US Spending Disappoints In August As Savings Rate Rises For Second Month

After pesonal spending growth slowed modestly one month ago, rising 3.8% Y/Y, in August US consumption once again disappointed, staying flat in the month, below the 0.1% expected sequential rebound, although this was offset by an upward revision to the last month's data from 0.3% to 0.4%. On an inflation adjusted basis, as feeds into the GDP beancount, Real PCE dipped -0.1% in August, well below July's 0.3% bounce, missing the expectation of a 0.1% rise while the Core PCE Index was inline with the 1.7% expected on a Y/Y basis.
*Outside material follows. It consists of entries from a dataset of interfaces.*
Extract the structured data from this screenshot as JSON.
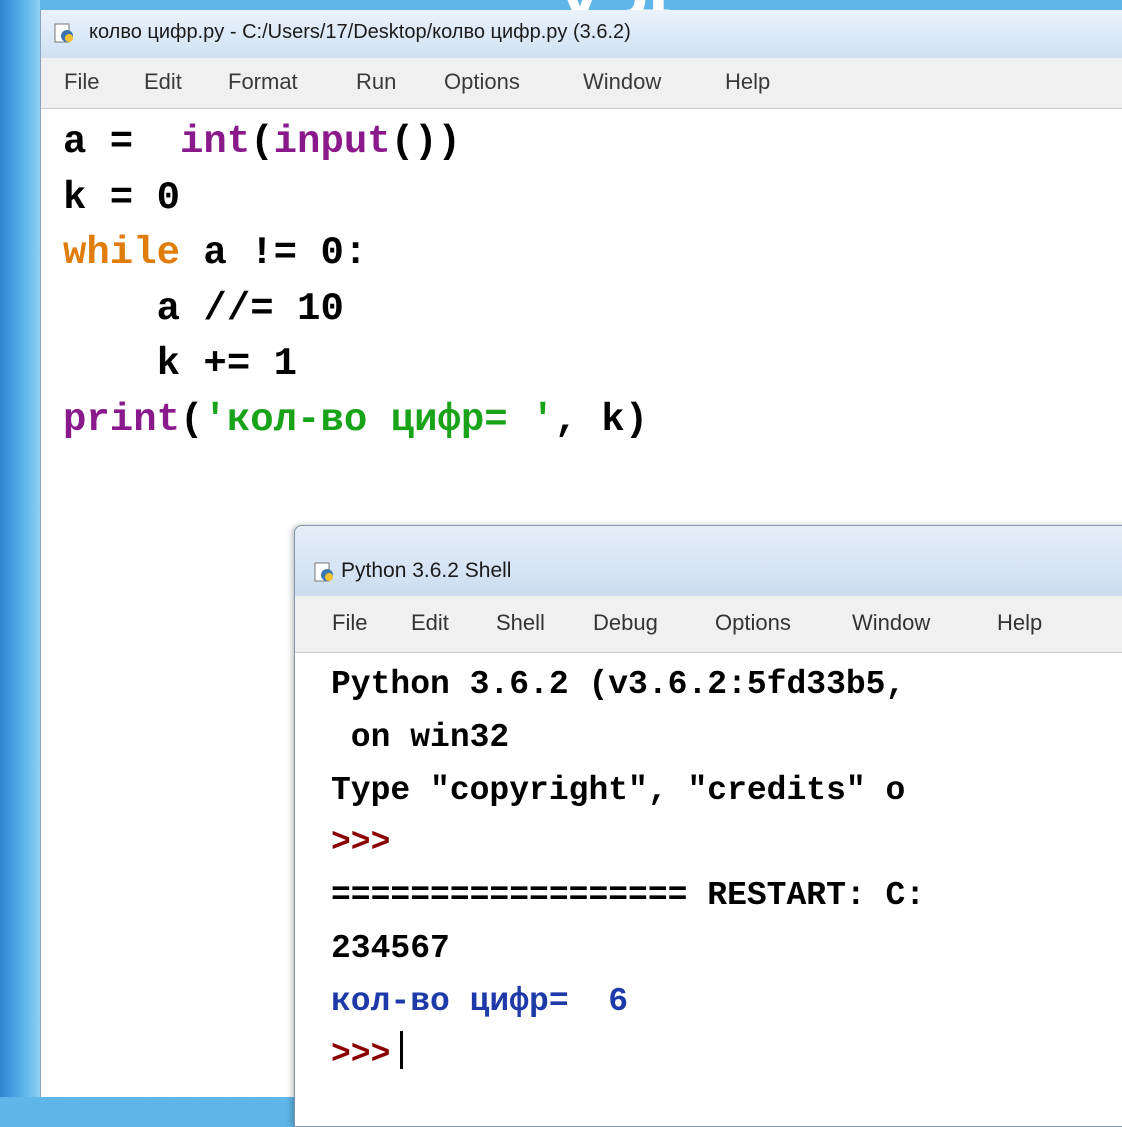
{
  "slide": {
    "title_fragment": "у д"
  },
  "editor": {
    "title": "колво цифр.py - C:/Users/17/Desktop/колво цифр.py (3.6.2)",
    "menu": [
      "File",
      "Edit",
      "Format",
      "Run",
      "Options",
      "Window",
      "Help"
    ],
    "code": {
      "l1_a": "a =  ",
      "l1_int": "int",
      "l1_p1": "(",
      "l1_input": "input",
      "l1_rest": "())",
      "l2": "k = 0",
      "l3_kw": "while",
      "l3_rest": " a != 0:",
      "l4": "    a //= 10",
      "l5": "    k += 1",
      "l6_print": "print",
      "l6_p1": "(",
      "l6_str": "'кол-во цифр= '",
      "l6_rest": ", k)"
    }
  },
  "shell": {
    "title": "Python 3.6.2 Shell",
    "menu": [
      "File",
      "Edit",
      "Shell",
      "Debug",
      "Options",
      "Window",
      "Help"
    ],
    "lines": {
      "banner1": "Python 3.6.2 (v3.6.2:5fd33b5,",
      "banner2": " on win32",
      "banner3": "Type \"copyright\", \"credits\" o",
      "prompt1": ">>>",
      "restart": "================== RESTART: C:",
      "input_value": "234567",
      "output": "кол-во цифр=  6",
      "prompt2": ">>>"
    }
  }
}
At the same time, Personal Income was in line with expectations, rising 0.2% sequentially, half the July growth rate of 0.4%, or a nominal increase of $39 billion, down from $66 billion last month, of which wages comprised just $13.3 billion while personal current transfers, aka government benefits mostly in the form of Medicaid, contributed over $10 billion in income.

As the chart below shows, the trendline in income and spending remains fixed in its long-running channel:


And since incomes rose more than spending, the personal saving rose to $808 billion from $782 billion a month ago, resulting in another monthly pickup in the savings rate, which rose from a revised 5.6% to 5.7% in July, the highest since May, suggesting the the dramatic spending spree observed in Q1 and part of Q2 has so far to make any notable comeback.

Expect some modest downward revisions to Q2 GDP estimates as a result of today's data.